Many of the popular arcade marquees like Pacman, Defender, Donkey Kong and more are selling for anywhere between $5-$15 less than they were six months ago. Defender, a marquee that used to sell for $30.00 on a regular basis, is now going as low as $20.00. Pacman, a very popular and plentiful marquee has been seen as low as $15.00, where you used to be lucky to find one for under $30.00. While these prices are more the exception than the norm, with a little patience and some good timing, you can find some real bargains!

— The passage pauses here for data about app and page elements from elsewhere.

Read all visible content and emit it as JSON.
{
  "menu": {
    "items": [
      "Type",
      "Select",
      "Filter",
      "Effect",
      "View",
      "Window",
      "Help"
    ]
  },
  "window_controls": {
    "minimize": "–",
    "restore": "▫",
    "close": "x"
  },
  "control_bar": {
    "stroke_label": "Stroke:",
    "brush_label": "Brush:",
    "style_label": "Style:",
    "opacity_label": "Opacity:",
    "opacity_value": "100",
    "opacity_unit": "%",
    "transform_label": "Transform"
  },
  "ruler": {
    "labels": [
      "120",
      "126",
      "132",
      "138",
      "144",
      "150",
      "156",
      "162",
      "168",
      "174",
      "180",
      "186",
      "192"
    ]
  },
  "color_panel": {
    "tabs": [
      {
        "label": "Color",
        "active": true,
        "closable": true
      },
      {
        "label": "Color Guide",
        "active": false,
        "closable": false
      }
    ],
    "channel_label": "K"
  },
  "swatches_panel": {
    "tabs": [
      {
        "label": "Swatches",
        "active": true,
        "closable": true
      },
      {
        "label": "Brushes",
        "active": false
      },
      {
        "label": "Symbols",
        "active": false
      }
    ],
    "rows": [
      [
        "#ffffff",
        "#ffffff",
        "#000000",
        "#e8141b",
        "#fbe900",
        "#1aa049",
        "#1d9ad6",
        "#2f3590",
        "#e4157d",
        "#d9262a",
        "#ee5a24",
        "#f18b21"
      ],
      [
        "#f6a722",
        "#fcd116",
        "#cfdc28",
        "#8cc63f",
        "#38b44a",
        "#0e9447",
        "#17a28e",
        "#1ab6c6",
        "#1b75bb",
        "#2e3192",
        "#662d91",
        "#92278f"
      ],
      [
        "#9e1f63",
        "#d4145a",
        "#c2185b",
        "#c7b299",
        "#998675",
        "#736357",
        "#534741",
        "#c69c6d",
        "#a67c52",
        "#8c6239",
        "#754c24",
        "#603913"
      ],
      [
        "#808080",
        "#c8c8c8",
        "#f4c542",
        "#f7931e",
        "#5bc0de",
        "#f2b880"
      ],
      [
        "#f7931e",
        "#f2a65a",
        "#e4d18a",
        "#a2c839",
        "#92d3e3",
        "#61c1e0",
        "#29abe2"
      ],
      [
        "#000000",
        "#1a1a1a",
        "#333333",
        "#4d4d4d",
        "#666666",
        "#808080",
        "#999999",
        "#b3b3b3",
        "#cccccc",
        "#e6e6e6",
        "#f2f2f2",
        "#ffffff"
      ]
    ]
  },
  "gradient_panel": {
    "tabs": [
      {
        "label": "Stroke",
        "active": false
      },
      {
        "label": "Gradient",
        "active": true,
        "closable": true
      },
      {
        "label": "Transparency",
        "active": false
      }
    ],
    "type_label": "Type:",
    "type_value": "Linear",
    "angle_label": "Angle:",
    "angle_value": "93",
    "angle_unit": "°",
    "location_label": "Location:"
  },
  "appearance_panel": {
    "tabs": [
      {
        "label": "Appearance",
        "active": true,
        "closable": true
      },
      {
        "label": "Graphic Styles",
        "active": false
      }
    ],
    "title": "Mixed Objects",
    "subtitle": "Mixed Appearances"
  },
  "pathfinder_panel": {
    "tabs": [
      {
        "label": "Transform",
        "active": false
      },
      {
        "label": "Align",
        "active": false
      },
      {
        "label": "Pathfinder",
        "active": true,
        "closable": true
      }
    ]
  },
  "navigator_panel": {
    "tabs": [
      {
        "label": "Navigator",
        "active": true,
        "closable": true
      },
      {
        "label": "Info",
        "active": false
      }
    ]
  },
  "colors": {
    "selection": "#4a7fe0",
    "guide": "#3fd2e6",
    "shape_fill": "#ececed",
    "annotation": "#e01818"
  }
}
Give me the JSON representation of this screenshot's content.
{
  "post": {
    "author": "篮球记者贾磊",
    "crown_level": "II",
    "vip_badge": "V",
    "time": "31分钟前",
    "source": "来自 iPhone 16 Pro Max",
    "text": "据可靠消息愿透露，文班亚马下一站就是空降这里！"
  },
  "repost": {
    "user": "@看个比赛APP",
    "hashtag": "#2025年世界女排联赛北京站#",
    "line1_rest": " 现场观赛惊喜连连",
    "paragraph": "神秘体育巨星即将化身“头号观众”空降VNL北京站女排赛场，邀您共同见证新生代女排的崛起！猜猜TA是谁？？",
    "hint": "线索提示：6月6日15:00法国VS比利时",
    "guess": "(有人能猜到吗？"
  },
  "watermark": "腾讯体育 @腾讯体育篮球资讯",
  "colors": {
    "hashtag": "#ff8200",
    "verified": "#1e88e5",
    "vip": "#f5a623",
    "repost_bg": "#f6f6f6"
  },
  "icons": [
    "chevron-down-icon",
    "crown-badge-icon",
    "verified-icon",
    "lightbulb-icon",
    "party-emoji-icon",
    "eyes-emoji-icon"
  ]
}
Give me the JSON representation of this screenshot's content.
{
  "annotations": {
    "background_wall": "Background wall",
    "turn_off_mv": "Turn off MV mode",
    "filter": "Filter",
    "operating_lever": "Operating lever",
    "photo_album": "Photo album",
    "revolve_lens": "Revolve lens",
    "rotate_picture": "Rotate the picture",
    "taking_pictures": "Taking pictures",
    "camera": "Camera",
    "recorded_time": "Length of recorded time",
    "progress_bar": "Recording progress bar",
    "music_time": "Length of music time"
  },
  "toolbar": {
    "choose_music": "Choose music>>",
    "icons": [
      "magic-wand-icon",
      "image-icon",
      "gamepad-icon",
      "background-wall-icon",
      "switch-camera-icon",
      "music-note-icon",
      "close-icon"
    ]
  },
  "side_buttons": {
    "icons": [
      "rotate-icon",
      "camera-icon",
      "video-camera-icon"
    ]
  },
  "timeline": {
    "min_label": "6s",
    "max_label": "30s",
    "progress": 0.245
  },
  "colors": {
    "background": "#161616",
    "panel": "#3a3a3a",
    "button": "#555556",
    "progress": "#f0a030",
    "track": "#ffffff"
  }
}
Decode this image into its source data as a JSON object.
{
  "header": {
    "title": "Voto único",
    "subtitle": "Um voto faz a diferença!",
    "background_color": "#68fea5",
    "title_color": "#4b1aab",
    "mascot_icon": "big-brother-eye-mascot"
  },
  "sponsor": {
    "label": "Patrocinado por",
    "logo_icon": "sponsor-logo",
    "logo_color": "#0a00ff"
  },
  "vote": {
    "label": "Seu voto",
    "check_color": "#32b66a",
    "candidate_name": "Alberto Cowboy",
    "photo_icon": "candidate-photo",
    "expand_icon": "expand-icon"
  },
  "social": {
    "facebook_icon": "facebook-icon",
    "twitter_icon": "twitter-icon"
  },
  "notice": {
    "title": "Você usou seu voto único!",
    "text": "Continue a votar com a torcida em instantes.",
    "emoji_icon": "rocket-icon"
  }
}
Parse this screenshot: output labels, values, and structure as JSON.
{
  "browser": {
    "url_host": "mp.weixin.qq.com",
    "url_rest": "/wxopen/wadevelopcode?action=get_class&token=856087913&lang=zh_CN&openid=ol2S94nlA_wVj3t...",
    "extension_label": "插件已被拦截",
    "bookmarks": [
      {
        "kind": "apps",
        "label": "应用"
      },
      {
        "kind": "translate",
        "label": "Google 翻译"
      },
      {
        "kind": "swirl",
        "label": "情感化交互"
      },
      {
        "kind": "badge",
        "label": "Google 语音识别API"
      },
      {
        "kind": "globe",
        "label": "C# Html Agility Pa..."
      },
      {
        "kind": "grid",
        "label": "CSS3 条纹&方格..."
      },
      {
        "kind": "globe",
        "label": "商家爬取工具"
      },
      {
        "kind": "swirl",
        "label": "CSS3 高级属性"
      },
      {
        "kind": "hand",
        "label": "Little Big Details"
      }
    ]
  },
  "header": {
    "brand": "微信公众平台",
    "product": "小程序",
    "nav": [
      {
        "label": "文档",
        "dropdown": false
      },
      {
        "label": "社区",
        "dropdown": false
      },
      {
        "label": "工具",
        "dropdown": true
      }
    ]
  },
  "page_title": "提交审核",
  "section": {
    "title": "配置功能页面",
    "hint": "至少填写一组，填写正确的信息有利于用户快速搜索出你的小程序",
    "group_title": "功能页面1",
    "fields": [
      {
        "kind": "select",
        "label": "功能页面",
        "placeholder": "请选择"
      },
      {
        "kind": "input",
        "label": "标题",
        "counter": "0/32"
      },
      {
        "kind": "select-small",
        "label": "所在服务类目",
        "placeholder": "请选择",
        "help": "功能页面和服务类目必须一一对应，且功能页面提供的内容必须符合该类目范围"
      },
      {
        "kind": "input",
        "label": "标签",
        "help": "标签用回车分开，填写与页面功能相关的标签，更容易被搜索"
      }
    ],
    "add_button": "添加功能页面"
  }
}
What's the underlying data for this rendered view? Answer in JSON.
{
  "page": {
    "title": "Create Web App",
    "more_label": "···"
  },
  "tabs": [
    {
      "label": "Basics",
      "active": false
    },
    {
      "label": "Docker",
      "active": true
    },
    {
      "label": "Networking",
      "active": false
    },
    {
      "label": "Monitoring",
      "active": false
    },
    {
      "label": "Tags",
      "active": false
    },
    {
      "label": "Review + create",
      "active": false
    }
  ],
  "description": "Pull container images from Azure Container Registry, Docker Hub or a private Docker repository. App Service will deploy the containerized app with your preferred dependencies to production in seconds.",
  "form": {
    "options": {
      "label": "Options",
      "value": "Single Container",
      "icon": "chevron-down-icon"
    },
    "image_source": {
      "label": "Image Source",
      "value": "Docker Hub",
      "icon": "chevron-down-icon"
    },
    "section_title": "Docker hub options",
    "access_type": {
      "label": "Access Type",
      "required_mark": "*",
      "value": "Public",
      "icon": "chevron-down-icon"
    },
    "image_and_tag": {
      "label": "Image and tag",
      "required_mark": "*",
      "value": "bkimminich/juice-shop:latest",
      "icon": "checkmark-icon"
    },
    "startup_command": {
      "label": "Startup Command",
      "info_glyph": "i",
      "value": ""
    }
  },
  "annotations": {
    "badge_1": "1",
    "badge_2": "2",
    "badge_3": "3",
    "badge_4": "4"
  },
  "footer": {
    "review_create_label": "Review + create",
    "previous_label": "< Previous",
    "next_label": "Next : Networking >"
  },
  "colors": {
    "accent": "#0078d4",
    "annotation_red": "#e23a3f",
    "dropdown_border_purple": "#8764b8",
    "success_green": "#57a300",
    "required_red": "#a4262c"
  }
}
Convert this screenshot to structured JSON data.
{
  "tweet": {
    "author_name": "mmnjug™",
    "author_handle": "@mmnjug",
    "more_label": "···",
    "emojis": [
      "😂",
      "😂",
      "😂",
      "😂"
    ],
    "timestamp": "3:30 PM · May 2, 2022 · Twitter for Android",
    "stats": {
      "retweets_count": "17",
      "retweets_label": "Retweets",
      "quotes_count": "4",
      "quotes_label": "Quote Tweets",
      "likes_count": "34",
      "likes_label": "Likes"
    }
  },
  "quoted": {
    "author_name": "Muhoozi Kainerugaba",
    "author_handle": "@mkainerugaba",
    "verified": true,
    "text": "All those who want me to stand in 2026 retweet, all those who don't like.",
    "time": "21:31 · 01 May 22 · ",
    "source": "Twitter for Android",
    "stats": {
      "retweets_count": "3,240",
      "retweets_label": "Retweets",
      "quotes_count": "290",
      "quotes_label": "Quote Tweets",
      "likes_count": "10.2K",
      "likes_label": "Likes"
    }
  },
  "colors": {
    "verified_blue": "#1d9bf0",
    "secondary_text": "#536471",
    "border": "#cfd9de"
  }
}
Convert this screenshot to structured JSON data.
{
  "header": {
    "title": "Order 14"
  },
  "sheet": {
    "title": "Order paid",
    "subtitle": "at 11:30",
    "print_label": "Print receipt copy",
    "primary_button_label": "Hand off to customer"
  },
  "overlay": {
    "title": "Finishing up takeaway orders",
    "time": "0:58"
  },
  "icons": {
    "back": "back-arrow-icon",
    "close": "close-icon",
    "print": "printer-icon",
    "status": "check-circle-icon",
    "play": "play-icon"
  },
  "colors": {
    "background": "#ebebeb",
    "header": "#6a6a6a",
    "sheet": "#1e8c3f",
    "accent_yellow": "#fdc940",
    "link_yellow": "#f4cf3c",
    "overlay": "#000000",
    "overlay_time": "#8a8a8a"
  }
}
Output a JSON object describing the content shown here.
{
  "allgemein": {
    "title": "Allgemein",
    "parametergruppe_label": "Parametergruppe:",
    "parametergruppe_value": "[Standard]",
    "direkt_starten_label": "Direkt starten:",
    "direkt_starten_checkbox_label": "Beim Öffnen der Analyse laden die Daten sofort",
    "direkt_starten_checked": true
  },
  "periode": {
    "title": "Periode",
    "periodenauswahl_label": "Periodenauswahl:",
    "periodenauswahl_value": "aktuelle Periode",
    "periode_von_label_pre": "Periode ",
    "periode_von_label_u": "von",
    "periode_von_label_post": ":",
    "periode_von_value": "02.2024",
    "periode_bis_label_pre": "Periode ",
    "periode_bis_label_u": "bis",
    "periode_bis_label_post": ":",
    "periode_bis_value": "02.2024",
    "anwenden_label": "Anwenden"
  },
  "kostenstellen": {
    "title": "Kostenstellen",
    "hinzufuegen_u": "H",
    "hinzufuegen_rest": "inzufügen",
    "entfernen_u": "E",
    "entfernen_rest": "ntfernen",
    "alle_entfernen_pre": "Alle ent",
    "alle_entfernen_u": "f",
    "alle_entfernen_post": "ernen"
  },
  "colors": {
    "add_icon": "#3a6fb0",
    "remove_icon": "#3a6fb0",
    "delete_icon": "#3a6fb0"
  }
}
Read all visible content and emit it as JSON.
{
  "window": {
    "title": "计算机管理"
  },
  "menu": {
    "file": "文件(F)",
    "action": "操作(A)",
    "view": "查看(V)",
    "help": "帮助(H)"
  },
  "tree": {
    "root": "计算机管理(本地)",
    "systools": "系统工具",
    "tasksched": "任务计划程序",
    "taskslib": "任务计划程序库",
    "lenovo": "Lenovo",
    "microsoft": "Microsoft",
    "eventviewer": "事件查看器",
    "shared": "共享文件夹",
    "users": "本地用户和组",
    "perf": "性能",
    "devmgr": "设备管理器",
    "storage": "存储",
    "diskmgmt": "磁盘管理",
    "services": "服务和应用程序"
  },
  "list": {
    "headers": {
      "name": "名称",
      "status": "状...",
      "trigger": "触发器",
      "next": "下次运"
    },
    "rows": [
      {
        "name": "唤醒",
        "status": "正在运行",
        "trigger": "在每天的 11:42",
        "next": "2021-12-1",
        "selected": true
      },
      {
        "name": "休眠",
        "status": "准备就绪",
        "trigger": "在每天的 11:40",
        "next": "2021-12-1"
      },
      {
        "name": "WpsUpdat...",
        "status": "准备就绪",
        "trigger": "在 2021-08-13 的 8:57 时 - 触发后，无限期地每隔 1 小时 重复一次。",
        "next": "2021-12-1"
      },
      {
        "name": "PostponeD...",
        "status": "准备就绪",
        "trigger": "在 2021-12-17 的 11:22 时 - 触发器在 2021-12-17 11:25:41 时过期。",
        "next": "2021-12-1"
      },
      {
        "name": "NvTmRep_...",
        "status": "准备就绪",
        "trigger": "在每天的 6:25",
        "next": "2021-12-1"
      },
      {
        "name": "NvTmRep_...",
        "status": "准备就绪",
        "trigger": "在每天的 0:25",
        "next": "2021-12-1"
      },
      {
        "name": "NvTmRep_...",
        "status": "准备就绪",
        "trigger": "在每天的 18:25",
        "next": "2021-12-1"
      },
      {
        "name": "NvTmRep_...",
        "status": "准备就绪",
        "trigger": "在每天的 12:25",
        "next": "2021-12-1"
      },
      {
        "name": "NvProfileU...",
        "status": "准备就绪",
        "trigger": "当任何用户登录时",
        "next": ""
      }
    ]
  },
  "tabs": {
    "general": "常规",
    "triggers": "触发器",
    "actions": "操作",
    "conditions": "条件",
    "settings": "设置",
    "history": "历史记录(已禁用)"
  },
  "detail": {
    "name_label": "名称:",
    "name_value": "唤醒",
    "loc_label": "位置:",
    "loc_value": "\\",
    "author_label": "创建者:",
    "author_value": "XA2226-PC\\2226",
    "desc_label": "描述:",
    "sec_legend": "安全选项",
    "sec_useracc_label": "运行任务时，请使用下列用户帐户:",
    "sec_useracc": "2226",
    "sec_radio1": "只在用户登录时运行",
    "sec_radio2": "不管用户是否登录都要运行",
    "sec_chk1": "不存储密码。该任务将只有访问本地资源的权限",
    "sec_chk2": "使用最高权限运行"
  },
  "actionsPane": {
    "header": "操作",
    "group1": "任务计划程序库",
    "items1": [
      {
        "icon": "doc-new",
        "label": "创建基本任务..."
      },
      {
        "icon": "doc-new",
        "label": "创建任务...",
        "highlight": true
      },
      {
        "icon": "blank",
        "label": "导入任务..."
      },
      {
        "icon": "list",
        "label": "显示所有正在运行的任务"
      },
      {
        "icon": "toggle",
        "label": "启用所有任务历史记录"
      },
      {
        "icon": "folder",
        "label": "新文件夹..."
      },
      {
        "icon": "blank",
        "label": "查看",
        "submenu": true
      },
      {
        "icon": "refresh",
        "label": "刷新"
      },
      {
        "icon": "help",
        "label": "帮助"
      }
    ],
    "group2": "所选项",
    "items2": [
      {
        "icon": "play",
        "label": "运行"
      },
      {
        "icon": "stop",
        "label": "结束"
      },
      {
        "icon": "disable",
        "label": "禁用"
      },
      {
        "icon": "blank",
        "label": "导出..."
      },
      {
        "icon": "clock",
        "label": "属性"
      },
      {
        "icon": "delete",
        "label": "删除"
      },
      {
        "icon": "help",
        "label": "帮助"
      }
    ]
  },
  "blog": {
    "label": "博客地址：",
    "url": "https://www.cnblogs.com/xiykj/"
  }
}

Another nice thing is that more and more different marquees are showing up! Ones that I never seen for sale like Munchmobile (was quite upset that I missed it), Kosmic Kroozer (was lucky enough to get that beauty) and more are showing up more and more! On any given week, you can see over 100 different marquees available on eBay, with some at real bargains! So if you are interested in this unique piece of memorbilia, now is a great time to build your collection!
of the Month
What is your favorite classic video game joystick and why?
My personal favorite is the Prostick II. I like it for the sturdy design, the way it fits well in my hand and most of all for the 4way/8way feature. By moving a small piece of plastic, you can go from a 4 way only joystick, which is great for Q*Bert, Frogger and Pacman, to a 8 way for the games that use all 8 directions. This little feature has greatly increased my scores on Q*Bert alone!